Britain and other coalition armies chipped away at Napoleon’s empire in 1813 and 1814, eventually leading to the emperor’s surrender. Thomas Jefferson gloated to John Adams on July 5, 1814, about Napoleon’s downfall. “The Attila of the age dethroned, the ruthless destroyer of 10 millions of the human race, whose thirst for blood appeared unquenchable, the great oppressor of the rights & liberties of the world, shut up within the circuit of a little island of the Mediterranean, and dwindled to the condition of an humble and degraded pensioner on the bounty of those he has most injured. How miserably, how meanly, has he closed his inflated career!”

With Napoleon shipped off to exile on the Mediterranean island of Elba, Britain sent veteran troops to North America. However, with Napoleon no longer in power, many of the causes of the War of 1812 disappeared, and both sides negotiated for peace and territorial gains. Britain transferred troops back across the Atlantic following the Treaty of Ghent in December 1814 and the Battle of New Orleans in January 1815. Napoleon had one more dramatic military come-back in Europe. In February 1815, he escaped from Elba and took command of the French army again. His brief 100 days venture ended with military defeat at the Battle of Waterloo and final exile to St. Helena Island in the Atlantic Ocean. 

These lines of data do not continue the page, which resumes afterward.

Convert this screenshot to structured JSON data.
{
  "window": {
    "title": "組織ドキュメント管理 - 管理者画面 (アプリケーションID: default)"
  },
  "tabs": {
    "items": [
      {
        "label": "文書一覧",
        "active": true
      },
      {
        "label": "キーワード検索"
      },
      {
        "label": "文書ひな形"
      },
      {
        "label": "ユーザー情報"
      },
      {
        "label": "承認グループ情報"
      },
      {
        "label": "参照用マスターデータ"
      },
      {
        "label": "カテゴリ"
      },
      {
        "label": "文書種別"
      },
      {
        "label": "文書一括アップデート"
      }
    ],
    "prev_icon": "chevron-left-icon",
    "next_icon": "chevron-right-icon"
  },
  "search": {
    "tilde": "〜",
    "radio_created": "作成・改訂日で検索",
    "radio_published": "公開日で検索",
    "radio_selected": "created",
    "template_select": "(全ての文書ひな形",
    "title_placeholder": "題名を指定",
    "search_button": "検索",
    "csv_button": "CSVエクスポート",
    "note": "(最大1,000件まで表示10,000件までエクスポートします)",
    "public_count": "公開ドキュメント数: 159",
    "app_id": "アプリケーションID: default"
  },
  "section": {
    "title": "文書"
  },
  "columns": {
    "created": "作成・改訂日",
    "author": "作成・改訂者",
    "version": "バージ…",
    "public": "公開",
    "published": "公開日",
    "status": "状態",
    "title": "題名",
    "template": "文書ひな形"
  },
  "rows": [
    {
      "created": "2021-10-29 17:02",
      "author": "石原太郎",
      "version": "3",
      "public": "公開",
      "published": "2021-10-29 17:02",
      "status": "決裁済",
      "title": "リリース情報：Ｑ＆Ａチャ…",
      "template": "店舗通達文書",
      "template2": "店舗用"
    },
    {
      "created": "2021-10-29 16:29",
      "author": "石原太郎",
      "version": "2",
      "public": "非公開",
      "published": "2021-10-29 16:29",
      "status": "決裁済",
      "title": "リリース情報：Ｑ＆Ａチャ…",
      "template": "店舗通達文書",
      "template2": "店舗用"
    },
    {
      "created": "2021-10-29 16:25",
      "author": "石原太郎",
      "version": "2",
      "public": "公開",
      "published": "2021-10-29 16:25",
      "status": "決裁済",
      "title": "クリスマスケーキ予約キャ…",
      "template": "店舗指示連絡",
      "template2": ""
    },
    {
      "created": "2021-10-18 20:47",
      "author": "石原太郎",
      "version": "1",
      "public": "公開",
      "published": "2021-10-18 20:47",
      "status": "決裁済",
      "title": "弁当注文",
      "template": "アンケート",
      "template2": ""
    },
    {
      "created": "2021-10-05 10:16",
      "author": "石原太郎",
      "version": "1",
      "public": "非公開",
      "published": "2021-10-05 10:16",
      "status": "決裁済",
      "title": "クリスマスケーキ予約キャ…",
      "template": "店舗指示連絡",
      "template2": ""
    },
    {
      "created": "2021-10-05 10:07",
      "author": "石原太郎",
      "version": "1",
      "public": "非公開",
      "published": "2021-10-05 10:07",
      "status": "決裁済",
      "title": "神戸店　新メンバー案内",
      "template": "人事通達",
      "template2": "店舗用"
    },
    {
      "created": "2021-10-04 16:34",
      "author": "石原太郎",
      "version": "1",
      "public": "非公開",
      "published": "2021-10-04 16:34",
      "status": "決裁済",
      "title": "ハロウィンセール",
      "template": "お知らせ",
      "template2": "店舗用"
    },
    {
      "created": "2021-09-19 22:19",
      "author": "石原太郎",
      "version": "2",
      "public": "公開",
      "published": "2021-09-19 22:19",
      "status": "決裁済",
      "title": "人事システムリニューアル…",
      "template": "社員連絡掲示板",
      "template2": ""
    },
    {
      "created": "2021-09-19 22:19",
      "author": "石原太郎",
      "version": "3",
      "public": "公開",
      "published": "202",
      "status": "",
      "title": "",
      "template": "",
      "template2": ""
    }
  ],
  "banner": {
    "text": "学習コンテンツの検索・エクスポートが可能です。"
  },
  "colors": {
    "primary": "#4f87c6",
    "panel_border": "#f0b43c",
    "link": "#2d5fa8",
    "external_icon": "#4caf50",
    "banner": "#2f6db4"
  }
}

Thomas Jefferson wrote judgmentally of Napoleon, summarizing an American view that the emperor had not advanced the cause of liberty or good government. “Bonaparte was a lion in the field only. In civil life a cold-blooded, calculating, unprincipled Usurper, without a virtue, no statesman, knowing nothing of commerce, political economy, or civil government, & supplying ignorance by bold presumption.” From the American perspective, Napoleon had initially appeared as a figure who might be able to bring order to the bloody French Revolution. His need for cash to fund wars helped the United States to acquire the Louisiana Purchase, a significant territorial gain for the country. However, Napoleon’s ambition and empire-building soon made United States’ citizens and official question his motives. Napoleon’s war affected the United States indirectly through the disruption of trade and escalation of conflict with Britain that resulted in the War of 1812.


Further Reading:

Joseph I. Sulim, “Thomas Jefferson Views Napoleon.” The Virginia Magazine of History and Biography 60, no. 2 (1952): 288–304.

Bob Corbett, “Napoleon’s West Indian Policy And The Haitian ‘Gift’ to The United States.” Journal of Haitian Studies 2, no. 1 (1996): 71–83.